Korenberg JR, Bellugi U, Reiss AL.>
Department of Psychology, McGill University, Montreal, Quebec, Canada.

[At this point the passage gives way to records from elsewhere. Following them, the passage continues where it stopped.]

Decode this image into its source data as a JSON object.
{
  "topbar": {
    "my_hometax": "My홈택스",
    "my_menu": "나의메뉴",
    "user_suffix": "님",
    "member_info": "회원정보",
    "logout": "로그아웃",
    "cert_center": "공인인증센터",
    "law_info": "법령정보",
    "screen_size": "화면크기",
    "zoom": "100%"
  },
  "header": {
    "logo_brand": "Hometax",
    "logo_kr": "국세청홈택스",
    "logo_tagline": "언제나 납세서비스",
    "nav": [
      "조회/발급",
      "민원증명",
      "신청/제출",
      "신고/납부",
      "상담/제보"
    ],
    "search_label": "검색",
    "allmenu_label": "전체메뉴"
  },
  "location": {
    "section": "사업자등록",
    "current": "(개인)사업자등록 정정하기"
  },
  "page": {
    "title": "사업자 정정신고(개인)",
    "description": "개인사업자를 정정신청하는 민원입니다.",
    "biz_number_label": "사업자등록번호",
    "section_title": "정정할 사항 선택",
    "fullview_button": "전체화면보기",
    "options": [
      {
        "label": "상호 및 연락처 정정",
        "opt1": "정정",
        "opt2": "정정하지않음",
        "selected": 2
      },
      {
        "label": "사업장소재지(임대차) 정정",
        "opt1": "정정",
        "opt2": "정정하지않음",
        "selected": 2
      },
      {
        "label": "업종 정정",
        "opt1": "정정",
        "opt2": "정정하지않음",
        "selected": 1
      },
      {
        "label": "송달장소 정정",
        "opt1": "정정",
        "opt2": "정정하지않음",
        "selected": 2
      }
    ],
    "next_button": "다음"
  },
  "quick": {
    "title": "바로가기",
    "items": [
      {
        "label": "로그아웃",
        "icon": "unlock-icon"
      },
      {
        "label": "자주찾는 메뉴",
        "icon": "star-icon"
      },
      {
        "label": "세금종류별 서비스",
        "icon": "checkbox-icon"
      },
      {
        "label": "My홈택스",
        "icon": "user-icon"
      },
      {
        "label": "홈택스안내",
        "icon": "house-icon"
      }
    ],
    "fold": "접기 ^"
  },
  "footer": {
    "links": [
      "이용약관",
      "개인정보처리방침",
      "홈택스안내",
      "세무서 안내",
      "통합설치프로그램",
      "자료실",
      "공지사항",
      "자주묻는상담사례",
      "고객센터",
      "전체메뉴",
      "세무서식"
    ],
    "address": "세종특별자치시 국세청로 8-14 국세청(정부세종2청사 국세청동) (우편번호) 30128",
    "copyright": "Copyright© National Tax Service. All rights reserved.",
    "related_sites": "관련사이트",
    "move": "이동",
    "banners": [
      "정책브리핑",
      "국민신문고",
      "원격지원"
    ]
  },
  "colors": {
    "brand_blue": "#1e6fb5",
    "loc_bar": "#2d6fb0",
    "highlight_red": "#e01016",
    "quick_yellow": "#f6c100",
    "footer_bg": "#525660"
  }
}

Williams syndrome (WS), a neurogenetic developmental disorder, is characterized by a rare fractionation of higher cortical functioning: selective preservation of certain complex faculties (language, music, face processing, and sociability) in contrast to marked and severe deficits in nearly every other cognitive domain (reasoning, spatial ability, motor coordination, arithmetic, problem solving). WS people are also known to suffer from hyperacusis and to experience heightened emotional reactions to music and certain classes of noise. We used functional magnetic resonance imaging to examine the neural basis of auditory processing of music and noise in WS patients and age-matched controls and found strikingly different patterns of neural organization between the groups. Those regions supporting music and noise processing in normal subjects were found not to be consistently activated in the WS participants (e.g., superior temporal and middle temporal gyri). Instead, the WS participants showed significantly reduced activation in the temporal lobes coupled with significantly greater activation in the right amygdala. In addition, WS participants (but not controls) showed a widely distributed network of activation in cortical and subcortical structures, including the brain stem, during music processing. Taken together with previous ERP and cytoarchitectonic studies, this first published report of WS using fMRI provides additional evidence of a different neurofunctional organization in WS people than normal people, which may help to explain their atypical reactions to sound. These results constitute an important first step in drawing out the links between genes, brain, cognition, and behavior in Williams syndrome.
PMID: 12507445 [PubMed – indexed for MEDLINE]